• **Task inputs**:
-=-=-

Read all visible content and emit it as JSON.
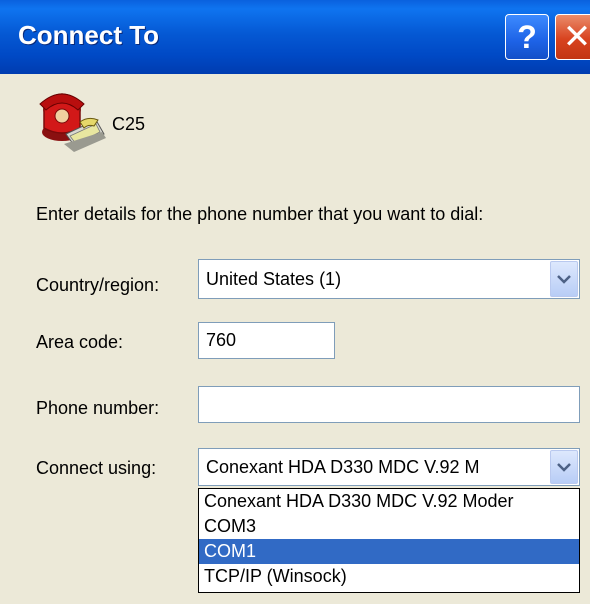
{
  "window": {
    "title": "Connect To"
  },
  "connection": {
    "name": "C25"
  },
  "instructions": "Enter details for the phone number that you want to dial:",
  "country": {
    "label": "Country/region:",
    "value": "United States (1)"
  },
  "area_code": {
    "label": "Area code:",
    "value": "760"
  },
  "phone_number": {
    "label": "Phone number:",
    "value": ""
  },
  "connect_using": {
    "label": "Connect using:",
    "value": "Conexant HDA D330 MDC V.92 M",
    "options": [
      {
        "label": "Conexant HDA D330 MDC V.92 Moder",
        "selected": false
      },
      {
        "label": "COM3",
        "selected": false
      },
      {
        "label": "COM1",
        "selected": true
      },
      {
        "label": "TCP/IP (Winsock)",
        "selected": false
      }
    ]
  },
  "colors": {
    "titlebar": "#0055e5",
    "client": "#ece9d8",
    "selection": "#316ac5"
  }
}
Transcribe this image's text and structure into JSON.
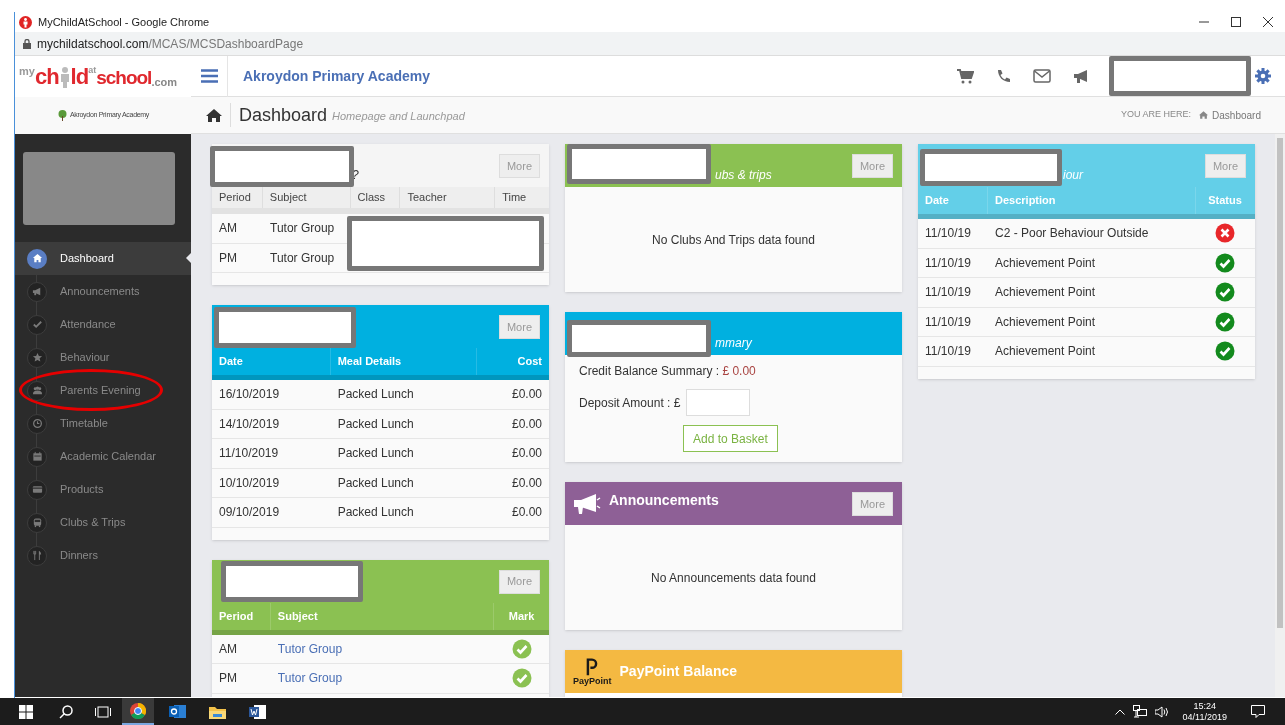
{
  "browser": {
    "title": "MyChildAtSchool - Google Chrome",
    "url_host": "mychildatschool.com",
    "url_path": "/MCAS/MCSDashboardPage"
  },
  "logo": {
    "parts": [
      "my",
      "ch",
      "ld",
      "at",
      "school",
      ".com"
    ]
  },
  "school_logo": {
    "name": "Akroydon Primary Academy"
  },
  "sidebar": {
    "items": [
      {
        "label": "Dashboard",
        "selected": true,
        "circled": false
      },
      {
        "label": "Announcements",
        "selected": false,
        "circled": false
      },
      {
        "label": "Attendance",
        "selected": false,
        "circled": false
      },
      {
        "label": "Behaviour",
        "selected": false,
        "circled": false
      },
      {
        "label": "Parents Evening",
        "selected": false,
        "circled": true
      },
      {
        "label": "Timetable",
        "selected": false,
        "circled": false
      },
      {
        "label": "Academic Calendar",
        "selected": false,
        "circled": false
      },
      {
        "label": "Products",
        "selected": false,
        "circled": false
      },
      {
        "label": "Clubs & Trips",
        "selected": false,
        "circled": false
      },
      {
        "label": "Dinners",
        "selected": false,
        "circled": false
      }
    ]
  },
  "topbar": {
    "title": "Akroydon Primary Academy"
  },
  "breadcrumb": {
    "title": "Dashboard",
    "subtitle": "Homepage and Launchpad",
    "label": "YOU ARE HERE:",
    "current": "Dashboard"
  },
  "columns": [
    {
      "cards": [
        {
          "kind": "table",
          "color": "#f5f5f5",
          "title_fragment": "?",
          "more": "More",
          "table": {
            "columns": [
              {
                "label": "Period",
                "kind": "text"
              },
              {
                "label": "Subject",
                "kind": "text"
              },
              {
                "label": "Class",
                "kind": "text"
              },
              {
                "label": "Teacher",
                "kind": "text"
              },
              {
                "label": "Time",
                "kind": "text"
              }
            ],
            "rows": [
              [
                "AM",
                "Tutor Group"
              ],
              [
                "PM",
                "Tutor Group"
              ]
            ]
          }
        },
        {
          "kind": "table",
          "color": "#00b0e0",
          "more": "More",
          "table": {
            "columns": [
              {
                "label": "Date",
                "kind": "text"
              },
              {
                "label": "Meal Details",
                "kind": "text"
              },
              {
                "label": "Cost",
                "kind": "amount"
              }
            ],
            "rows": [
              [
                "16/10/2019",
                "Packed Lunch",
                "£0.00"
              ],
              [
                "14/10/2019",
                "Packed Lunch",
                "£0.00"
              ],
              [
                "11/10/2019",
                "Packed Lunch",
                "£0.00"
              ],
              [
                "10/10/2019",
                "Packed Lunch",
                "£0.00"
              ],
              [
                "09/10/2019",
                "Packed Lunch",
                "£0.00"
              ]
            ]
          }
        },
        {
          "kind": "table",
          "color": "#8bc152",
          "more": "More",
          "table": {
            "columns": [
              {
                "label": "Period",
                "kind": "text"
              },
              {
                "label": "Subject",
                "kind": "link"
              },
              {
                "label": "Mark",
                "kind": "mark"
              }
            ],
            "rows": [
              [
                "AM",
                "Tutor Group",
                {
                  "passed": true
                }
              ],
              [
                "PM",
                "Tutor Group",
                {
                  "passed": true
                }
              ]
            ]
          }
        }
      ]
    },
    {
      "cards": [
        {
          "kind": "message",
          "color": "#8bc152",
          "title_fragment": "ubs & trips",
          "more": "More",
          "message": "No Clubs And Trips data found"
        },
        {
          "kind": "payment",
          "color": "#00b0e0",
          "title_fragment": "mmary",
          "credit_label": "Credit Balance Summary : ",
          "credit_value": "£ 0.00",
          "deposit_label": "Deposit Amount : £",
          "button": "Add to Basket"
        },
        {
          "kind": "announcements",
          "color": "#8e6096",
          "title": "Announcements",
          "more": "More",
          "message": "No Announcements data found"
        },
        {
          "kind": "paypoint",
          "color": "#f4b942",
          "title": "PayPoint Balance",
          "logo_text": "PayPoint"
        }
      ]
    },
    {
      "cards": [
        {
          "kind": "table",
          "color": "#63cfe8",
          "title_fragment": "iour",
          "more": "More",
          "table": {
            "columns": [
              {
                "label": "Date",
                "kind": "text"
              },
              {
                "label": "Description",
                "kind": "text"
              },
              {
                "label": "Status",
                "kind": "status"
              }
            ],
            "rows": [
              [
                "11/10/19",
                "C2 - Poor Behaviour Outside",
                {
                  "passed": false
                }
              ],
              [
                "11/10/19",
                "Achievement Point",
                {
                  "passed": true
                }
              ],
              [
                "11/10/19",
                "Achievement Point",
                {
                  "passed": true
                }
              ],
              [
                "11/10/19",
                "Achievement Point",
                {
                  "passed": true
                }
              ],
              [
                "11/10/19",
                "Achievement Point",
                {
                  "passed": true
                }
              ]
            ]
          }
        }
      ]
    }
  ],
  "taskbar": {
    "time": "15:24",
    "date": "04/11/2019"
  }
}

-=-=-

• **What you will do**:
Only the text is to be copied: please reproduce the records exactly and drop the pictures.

• **Exercise output**:
Read all visible content and emit it as JSON.
{
  "window": {
    "title": "Connect To"
  },
  "connection": {
    "name": "C25"
  },
  "instructions": "Enter details for the phone number that you want to dial:",
  "country": {
    "label": "Country/region:",
    "value": "United States (1)"
  },
  "area_code": {
    "label": "Area code:",
    "value": "760"
  },
  "phone_number": {
    "label": "Phone number:",
    "value": ""
  },
  "connect_using": {
    "label": "Connect using:",
    "value": "Conexant HDA D330 MDC V.92 M",
    "options": [
      {
        "label": "Conexant HDA D330 MDC V.92 Moder",
        "selected": false
      },
      {
        "label": "COM3",
        "selected": false
      },
      {
        "label": "COM1",
        "selected": true
      },
      {
        "label": "TCP/IP (Winsock)",
        "selected": false
      }
    ]
  },
  "colors": {
    "titlebar": "#0055e5",
    "client": "#ece9d8",
    "selection": "#316ac5"
  }
}
Transcribe this image's text and structure into JSON.
{
  "browser": {
    "title": "MyChildAtSchool - Google Chrome",
    "url_host": "mychildatschool.com",
    "url_path": "/MCAS/MCSDashboardPage"
  },
  "logo": {
    "parts": [
      "my",
      "ch",
      "ld",
      "at",
      "school",
      ".com"
    ]
  },
  "school_logo": {
    "name": "Akroydon Primary Academy"
  },
  "sidebar": {
    "items": [
      {
        "label": "Dashboard",
        "selected": true,
        "circled": false
      },
      {
        "label": "Announcements",
        "selected": false,
        "circled": false
      },
      {
        "label": "Attendance",
        "selected": false,
        "circled": false
      },
      {
        "label": "Behaviour",
        "selected": false,
        "circled": false
      },
      {
        "label": "Parents Evening",
        "selected": false,
        "circled": true
      },
      {
        "label": "Timetable",
        "selected": false,
        "circled": false
      },
      {
        "label": "Academic Calendar",
        "selected": false,
        "circled": false
      },
      {
        "label": "Products",
        "selected": false,
        "circled": false
      },
      {
        "label": "Clubs & Trips",
        "selected": false,
        "circled": false
      },
      {
        "label": "Dinners",
        "selected": false,
        "circled": false
      }
    ]
  },
  "topbar": {
    "title": "Akroydon Primary Academy"
  },
  "breadcrumb": {
    "title": "Dashboard",
    "subtitle": "Homepage and Launchpad",
    "label": "YOU ARE HERE:",
    "current": "Dashboard"
  },
  "columns": [
    {
      "cards": [
        {
          "kind": "table",
          "color": "#f5f5f5",
          "title_fragment": "?",
          "more": "More",
          "table": {
            "columns": [
              {
                "label": "Period",
                "kind": "text"
              },
              {
                "label": "Subject",
                "kind": "text"
              },
              {
                "label": "Class",
                "kind": "text"
              },
              {
                "label": "Teacher",
                "kind": "text"
              },
              {
                "label": "Time",
                "kind": "text"
              }
            ],
            "rows": [
              [
                "AM",
                "Tutor Group"
              ],
              [
                "PM",
                "Tutor Group"
              ]
            ]
          }
        },
        {
          "kind": "table",
          "color": "#00b0e0",
          "more": "More",
          "table": {
            "columns": [
              {
                "label": "Date",
                "kind": "text"
              },
              {
                "label": "Meal Details",
                "kind": "text"
              },
              {
                "label": "Cost",
                "kind": "amount"
              }
            ],
            "rows": [
              [
                "16/10/2019",
                "Packed Lunch",
                "£0.00"
              ],
              [
                "14/10/2019",
                "Packed Lunch",
                "£0.00"
              ],
              [
                "11/10/2019",
                "Packed Lunch",
                "£0.00"
              ],
              [
                "10/10/2019",
                "Packed Lunch",
                "£0.00"
              ],
              [
                "09/10/2019",
                "Packed Lunch",
                "£0.00"
              ]
            ]
          }
        },
        {
          "kind": "table",
          "color": "#8bc152",
          "more": "More",
          "table": {
            "columns": [
              {
                "label": "Period",
                "kind": "text"
              },
              {
                "label": "Subject",
                "kind": "link"
              },
              {
                "label": "Mark",
                "kind": "mark"
              }
            ],
            "rows": [
              [
                "AM",
                "Tutor Group",
                {
                  "passed": true
                }
              ],
              [
                "PM",
                "Tutor Group",
                {
                  "passed": true
                }
              ]
            ]
          }
        }
      ]
    },
    {
      "cards": [
        {
          "kind": "message",
          "color": "#8bc152",
          "title_fragment": "ubs & trips",
          "more": "More",
          "message": "No Clubs And Trips data found"
        },
        {
          "kind": "payment",
          "color": "#00b0e0",
          "title_fragment": "mmary",
          "credit_label": "Credit Balance Summary : ",
          "credit_value": "£ 0.00",
          "deposit_label": "Deposit Amount : £",
          "button": "Add to Basket"
        },
        {
          "kind": "announcements",
          "color": "#8e6096",
          "title": "Announcements",
          "more": "More",
          "message": "No Announcements data found"
        },
        {
          "kind": "paypoint",
          "color": "#f4b942",
          "title": "PayPoint Balance",
          "logo_text": "PayPoint"
        }
      ]
    },
    {
      "cards": [
        {
          "kind": "table",
          "color": "#63cfe8",
          "title_fragment": "iour",
          "more": "More",
          "table": {
            "columns": [
              {
                "label": "Date",
                "kind": "text"
              },
              {
                "label": "Description",
                "kind": "text"
              },
              {
                "label": "Status",
                "kind": "status"
              }
            ],
            "rows": [
              [
                "11/10/19",
                "C2 - Poor Behaviour Outside",
                {
                  "passed": false
                }
              ],
              [
                "11/10/19",
                "Achievement Point",
                {
                  "passed": true
                }
              ],
              [
                "11/10/19",
                "Achievement Point",
                {
                  "passed": true
                }
              ],
              [
                "11/10/19",
                "Achievement Point",
                {
                  "passed": true
                }
              ],
              [
                "11/10/19",
                "Achievement Point",
                {
                  "passed": true
                }
              ]
            ]
          }
        }
      ]
    }
  ],
  "taskbar": {
    "time": "15:24",
    "date": "04/11/2019"
  }
}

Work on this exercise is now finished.